TASK ITEM.
Find each line below where the word "date" occurs, and copy it.

- - -

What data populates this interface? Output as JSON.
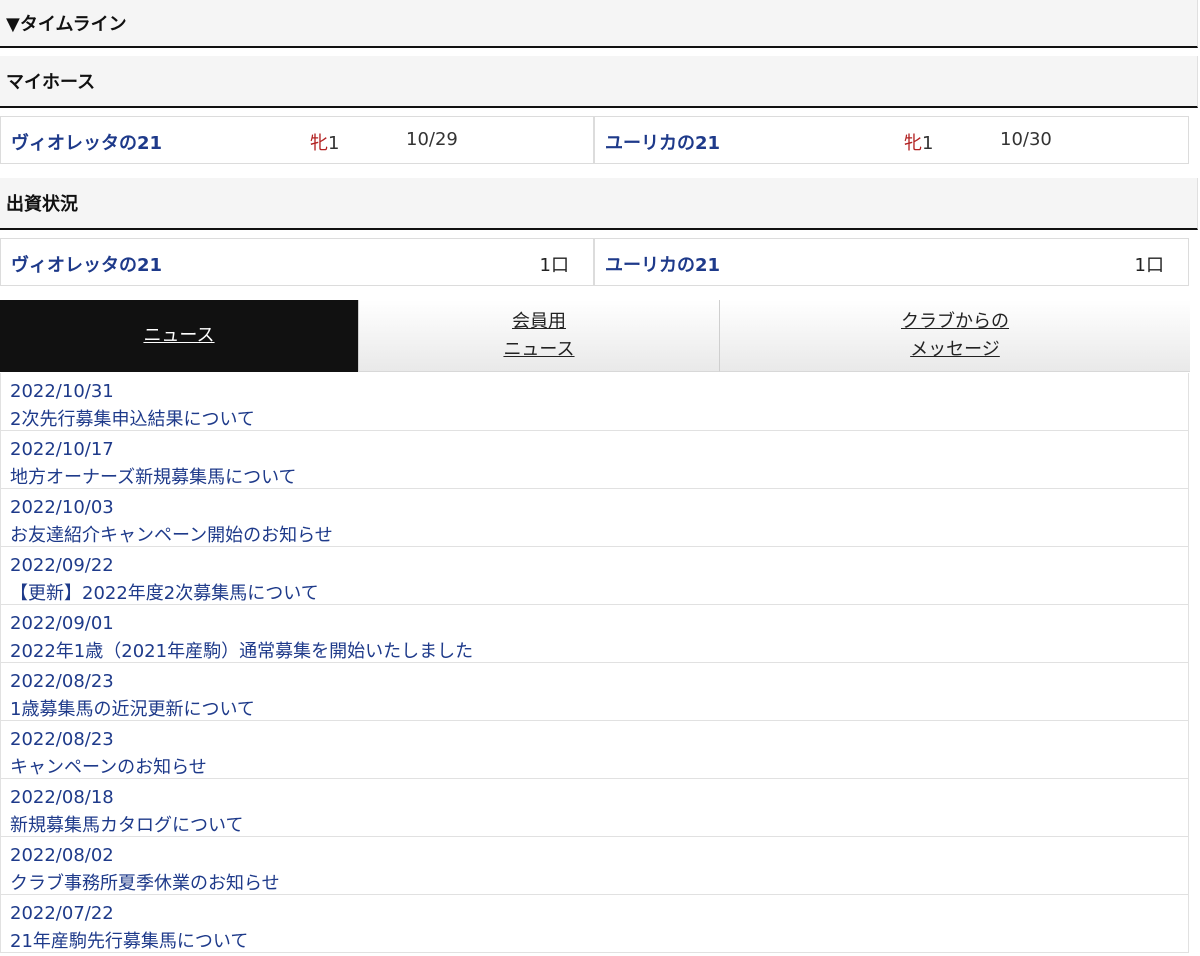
{
  "timeline": {
    "title": "▼タイムライン"
  },
  "my_horse": {
    "title": "マイホース",
    "items": [
      {
        "name": "ヴィオレッタの21",
        "sex": "牝",
        "age": "1",
        "date": "10/29"
      },
      {
        "name": "ユーリカの21",
        "sex": "牝",
        "age": "1",
        "date": "10/30"
      }
    ]
  },
  "investment": {
    "title": "出資状況",
    "items": [
      {
        "name": "ヴィオレッタの21",
        "units": "1口"
      },
      {
        "name": "ユーリカの21",
        "units": "1口"
      }
    ]
  },
  "tabs": [
    {
      "label": "ニュース",
      "active": true
    },
    {
      "label": "会員用\nニュース",
      "active": false
    },
    {
      "label": "クラブからの\nメッセージ",
      "active": false
    }
  ],
  "news": [
    {
      "date": "2022/10/31",
      "title": "2次先行募集申込結果について"
    },
    {
      "date": "2022/10/17",
      "title": "地方オーナーズ新規募集馬について"
    },
    {
      "date": "2022/10/03",
      "title": "お友達紹介キャンペーン開始のお知らせ"
    },
    {
      "date": "2022/09/22",
      "title": "【更新】2022年度2次募集馬について"
    },
    {
      "date": "2022/09/01",
      "title": "2022年1歳（2021年産駒）通常募集を開始いたしました"
    },
    {
      "date": "2022/08/23",
      "title": "1歳募集馬の近況更新について"
    },
    {
      "date": "2022/08/23",
      "title": "キャンペーンのお知らせ"
    },
    {
      "date": "2022/08/18",
      "title": "新規募集馬カタログについて"
    },
    {
      "date": "2022/08/02",
      "title": "クラブ事務所夏季休業のお知らせ"
    },
    {
      "date": "2022/07/22",
      "title": "21年産駒先行募集馬について"
    }
  ],
  "colors": {
    "link": "#1e3a8a",
    "sex": "#b22222",
    "active_tab": "#111111"
  }
}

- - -

TASK RESULT.
        "date": "10/29"
        "date": "10/30"
      "date": "2022/10/31",
      "date": "2022/10/17",
      "date": "2022/10/03",
      "date": "2022/09/22",
      "date": "2022/09/01",
      "date": "2022/08/23",
      "date": "2022/08/23",
      "date": "2022/08/18",
      "date": "2022/08/02",
      "date": "2022/07/22",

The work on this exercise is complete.